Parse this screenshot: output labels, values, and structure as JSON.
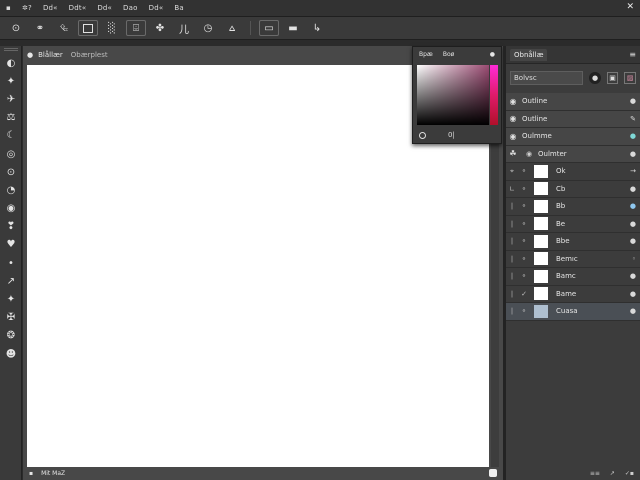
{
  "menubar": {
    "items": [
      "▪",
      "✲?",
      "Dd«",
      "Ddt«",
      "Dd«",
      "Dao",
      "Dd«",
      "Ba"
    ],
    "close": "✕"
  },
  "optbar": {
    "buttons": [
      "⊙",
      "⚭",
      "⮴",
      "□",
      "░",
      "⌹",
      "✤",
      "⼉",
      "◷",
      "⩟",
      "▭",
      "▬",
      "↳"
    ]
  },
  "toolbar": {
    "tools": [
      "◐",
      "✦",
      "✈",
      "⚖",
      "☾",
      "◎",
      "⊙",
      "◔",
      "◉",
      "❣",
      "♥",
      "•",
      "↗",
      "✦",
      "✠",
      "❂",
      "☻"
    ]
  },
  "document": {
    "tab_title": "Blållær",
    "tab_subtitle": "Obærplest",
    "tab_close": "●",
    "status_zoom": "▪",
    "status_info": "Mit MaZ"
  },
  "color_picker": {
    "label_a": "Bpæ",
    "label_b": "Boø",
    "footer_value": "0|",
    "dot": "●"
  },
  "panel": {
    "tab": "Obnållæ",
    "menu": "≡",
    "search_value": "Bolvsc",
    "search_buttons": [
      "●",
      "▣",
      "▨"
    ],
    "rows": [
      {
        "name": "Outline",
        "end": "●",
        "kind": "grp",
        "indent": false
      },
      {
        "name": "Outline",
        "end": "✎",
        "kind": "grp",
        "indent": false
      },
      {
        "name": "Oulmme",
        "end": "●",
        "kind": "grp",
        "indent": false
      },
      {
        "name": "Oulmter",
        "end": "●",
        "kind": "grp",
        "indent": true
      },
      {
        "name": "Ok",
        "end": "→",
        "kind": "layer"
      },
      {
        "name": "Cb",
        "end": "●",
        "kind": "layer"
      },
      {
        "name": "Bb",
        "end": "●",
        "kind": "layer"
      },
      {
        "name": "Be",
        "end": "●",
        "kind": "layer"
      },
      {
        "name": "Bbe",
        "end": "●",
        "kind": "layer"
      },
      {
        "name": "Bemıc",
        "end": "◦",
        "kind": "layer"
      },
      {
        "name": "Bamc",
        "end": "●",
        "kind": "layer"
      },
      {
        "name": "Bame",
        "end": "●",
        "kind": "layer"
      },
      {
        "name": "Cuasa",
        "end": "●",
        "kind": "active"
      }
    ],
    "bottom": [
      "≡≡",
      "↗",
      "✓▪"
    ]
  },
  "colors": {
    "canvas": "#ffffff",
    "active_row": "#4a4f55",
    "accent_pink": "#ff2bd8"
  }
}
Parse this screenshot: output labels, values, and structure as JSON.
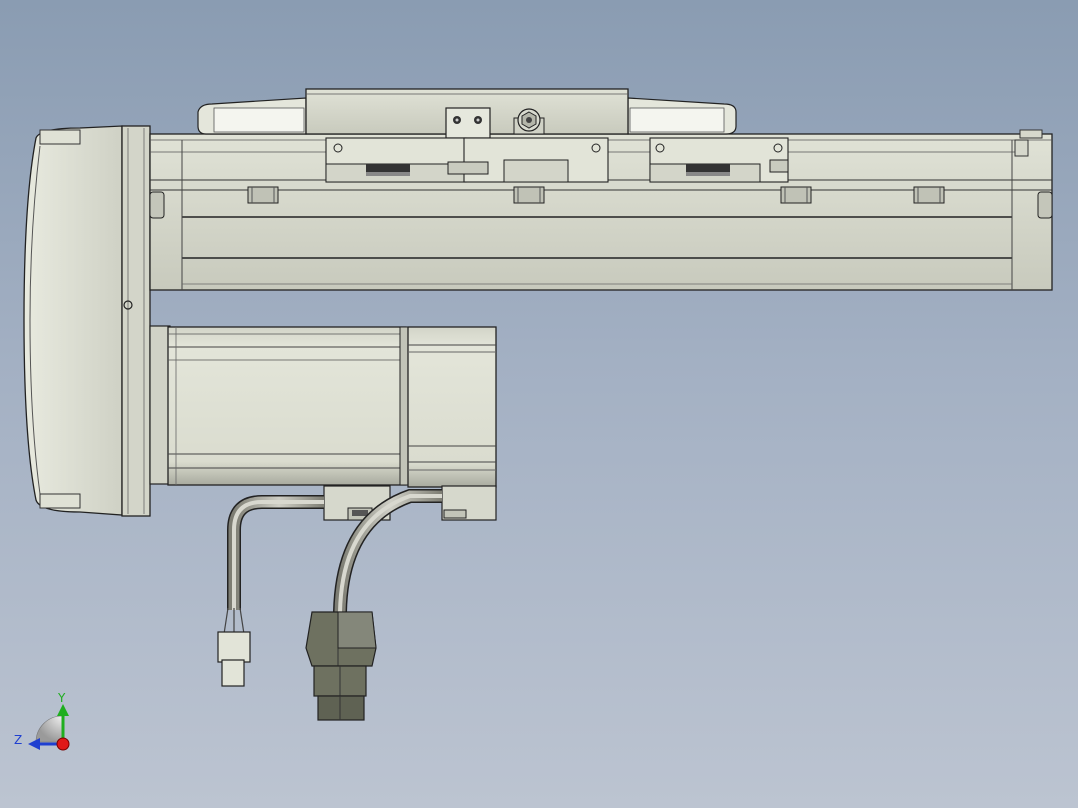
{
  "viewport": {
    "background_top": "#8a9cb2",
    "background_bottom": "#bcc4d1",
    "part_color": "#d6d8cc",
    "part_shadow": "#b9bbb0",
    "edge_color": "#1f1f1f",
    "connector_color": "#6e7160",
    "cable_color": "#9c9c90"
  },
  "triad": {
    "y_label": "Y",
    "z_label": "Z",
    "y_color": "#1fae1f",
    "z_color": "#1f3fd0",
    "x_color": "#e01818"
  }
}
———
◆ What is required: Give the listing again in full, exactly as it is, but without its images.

◆ Task output:
Parse this screenshot: output labels, values, and structure as JSON.
{
  "menubar": {
    "items": [
      "▪",
      "✲?",
      "Dd«",
      "Ddt«",
      "Dd«",
      "Dao",
      "Dd«",
      "Ba"
    ],
    "close": "✕"
  },
  "optbar": {
    "buttons": [
      "⊙",
      "⚭",
      "⮴",
      "□",
      "░",
      "⌹",
      "✤",
      "⼉",
      "◷",
      "⩟",
      "▭",
      "▬",
      "↳"
    ]
  },
  "toolbar": {
    "tools": [
      "◐",
      "✦",
      "✈",
      "⚖",
      "☾",
      "◎",
      "⊙",
      "◔",
      "◉",
      "❣",
      "♥",
      "•",
      "↗",
      "✦",
      "✠",
      "❂",
      "☻"
    ]
  },
  "document": {
    "tab_title": "Blållær",
    "tab_subtitle": "Obærplest",
    "tab_close": "●",
    "status_zoom": "▪",
    "status_info": "Mit MaZ"
  },
  "color_picker": {
    "label_a": "Bpæ",
    "label_b": "Boø",
    "footer_value": "0|",
    "dot": "●"
  },
  "panel": {
    "tab": "Obnållæ",
    "menu": "≡",
    "search_value": "Bolvsc",
    "search_buttons": [
      "●",
      "▣",
      "▨"
    ],
    "rows": [
      {
        "name": "Outline",
        "end": "●",
        "kind": "grp",
        "indent": false
      },
      {
        "name": "Outline",
        "end": "✎",
        "kind": "grp",
        "indent": false
      },
      {
        "name": "Oulmme",
        "end": "●",
        "kind": "grp",
        "indent": false
      },
      {
        "name": "Oulmter",
        "end": "●",
        "kind": "grp",
        "indent": true
      },
      {
        "name": "Ok",
        "end": "→",
        "kind": "layer"
      },
      {
        "name": "Cb",
        "end": "●",
        "kind": "layer"
      },
      {
        "name": "Bb",
        "end": "●",
        "kind": "layer"
      },
      {
        "name": "Be",
        "end": "●",
        "kind": "layer"
      },
      {
        "name": "Bbe",
        "end": "●",
        "kind": "layer"
      },
      {
        "name": "Bemıc",
        "end": "◦",
        "kind": "layer"
      },
      {
        "name": "Bamc",
        "end": "●",
        "kind": "layer"
      },
      {
        "name": "Bame",
        "end": "●",
        "kind": "layer"
      },
      {
        "name": "Cuasa",
        "end": "●",
        "kind": "active"
      }
    ],
    "bottom": [
      "≡≡",
      "↗",
      "✓▪"
    ]
  },
  "colors": {
    "canvas": "#ffffff",
    "active_row": "#4a4f55",
    "accent_pink": "#ff2bd8"
  }
}
Parse this screenshot: output labels, values, and structure as JSON.
{
  "viewport": {
    "background_top": "#8a9cb2",
    "background_bottom": "#bcc4d1",
    "part_color": "#d6d8cc",
    "part_shadow": "#b9bbb0",
    "edge_color": "#1f1f1f",
    "connector_color": "#6e7160",
    "cable_color": "#9c9c90"
  },
  "triad": {
    "y_label": "Y",
    "z_label": "Z",
    "y_color": "#1fae1f",
    "z_color": "#1f3fd0",
    "x_color": "#e01818"
  }
}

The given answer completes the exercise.